**Action item:** Copy out each line of the data that contains "года".

[Dataset rows describing interfaces]
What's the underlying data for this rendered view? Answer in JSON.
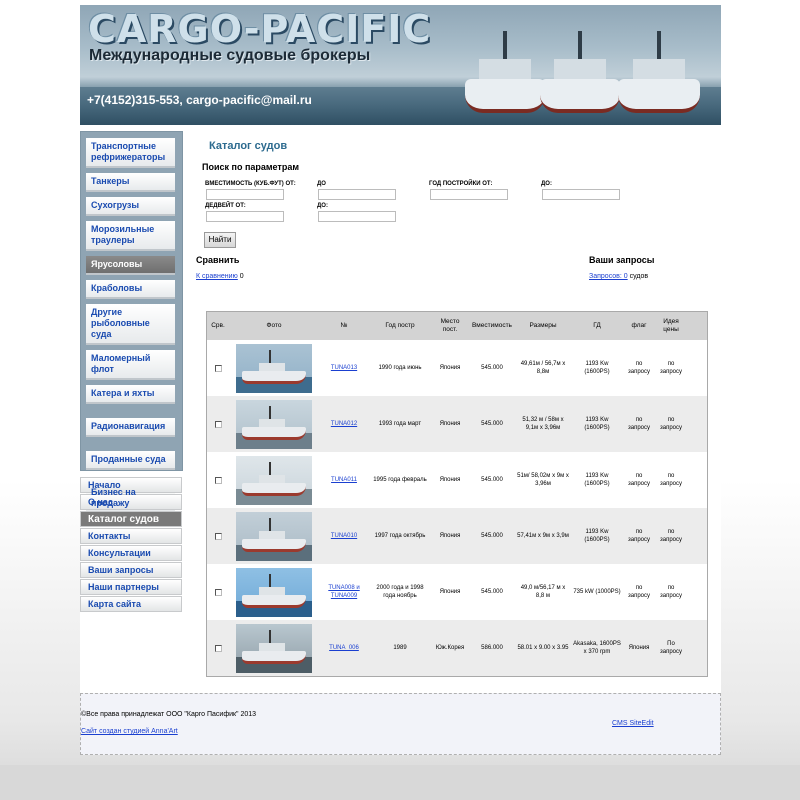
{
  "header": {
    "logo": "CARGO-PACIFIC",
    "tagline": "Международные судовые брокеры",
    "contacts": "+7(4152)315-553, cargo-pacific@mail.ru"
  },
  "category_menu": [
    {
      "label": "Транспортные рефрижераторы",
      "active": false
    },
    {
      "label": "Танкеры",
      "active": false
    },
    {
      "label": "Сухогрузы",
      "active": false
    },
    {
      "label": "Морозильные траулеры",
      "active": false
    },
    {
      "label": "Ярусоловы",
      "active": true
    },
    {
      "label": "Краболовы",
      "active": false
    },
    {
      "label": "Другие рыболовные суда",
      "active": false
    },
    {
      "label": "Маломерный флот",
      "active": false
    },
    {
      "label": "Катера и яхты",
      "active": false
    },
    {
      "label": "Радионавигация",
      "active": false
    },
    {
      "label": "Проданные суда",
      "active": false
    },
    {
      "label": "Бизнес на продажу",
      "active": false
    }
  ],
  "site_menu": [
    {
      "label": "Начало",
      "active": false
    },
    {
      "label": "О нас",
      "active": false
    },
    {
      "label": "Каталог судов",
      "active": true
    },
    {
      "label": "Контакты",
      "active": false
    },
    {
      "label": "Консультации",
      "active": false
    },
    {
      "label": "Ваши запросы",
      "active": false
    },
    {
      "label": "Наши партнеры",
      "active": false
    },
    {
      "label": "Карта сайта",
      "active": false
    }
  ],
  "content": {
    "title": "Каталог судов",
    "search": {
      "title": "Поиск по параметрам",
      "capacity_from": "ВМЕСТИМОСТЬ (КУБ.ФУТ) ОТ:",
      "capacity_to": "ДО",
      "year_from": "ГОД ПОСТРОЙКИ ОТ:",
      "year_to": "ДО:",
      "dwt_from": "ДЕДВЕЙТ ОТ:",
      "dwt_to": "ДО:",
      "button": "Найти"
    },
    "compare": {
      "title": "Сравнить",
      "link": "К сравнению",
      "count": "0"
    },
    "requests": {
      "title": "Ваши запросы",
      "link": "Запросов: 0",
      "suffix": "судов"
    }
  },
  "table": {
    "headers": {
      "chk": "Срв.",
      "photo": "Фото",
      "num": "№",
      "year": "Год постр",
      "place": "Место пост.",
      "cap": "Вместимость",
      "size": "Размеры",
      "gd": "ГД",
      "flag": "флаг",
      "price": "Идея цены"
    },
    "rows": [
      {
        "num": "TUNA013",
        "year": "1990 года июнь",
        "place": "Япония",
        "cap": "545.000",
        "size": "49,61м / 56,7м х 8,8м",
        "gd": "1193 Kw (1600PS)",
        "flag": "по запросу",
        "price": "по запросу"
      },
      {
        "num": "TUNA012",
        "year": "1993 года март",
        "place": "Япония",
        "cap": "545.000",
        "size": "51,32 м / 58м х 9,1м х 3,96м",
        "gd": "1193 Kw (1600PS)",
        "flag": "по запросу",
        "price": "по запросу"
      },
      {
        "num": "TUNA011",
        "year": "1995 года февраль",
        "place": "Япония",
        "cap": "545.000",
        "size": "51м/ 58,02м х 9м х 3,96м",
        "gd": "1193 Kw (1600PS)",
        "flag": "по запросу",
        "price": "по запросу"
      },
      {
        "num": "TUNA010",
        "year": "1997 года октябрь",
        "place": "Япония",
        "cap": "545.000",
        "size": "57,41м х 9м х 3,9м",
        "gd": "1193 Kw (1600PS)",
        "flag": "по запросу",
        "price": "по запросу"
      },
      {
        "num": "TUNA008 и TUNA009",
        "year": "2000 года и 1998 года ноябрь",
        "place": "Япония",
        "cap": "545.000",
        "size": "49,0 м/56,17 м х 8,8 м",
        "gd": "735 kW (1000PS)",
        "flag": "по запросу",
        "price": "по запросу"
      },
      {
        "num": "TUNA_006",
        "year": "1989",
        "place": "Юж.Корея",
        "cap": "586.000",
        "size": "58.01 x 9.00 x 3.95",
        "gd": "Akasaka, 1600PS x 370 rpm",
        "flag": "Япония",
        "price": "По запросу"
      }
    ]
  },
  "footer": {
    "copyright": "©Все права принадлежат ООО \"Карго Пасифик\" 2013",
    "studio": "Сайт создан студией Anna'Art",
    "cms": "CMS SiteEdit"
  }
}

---

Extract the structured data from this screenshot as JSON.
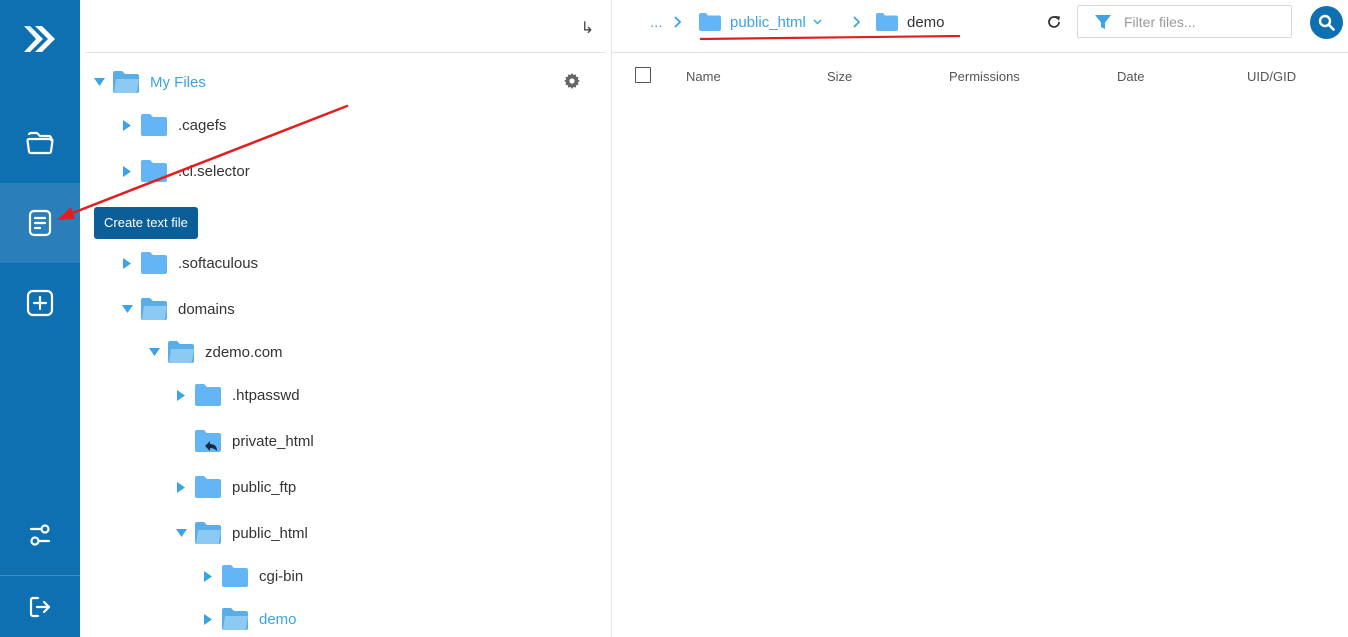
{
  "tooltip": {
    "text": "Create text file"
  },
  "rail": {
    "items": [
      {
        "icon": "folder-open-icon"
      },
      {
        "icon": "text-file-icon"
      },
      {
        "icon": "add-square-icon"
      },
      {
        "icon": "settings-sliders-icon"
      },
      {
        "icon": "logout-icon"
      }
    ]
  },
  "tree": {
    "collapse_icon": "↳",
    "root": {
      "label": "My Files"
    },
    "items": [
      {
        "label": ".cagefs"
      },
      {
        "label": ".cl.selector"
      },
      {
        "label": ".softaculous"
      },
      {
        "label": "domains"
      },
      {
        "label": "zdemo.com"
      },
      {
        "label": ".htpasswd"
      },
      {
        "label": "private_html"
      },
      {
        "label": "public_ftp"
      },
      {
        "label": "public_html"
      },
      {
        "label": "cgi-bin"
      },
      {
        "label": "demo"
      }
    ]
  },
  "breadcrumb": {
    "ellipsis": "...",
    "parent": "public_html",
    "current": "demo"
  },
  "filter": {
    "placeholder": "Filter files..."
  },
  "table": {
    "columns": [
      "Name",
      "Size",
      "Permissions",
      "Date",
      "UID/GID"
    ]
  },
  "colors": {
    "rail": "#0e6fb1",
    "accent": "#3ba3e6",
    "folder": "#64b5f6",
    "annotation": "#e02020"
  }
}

**Task answer:**
        "year": "1990 года июнь",
        "year": "1993 года март",
        "year": "1995 года февраль",
        "year": "1997 года октябрь",
        "year": "2000 года и 1998 года ноябрь",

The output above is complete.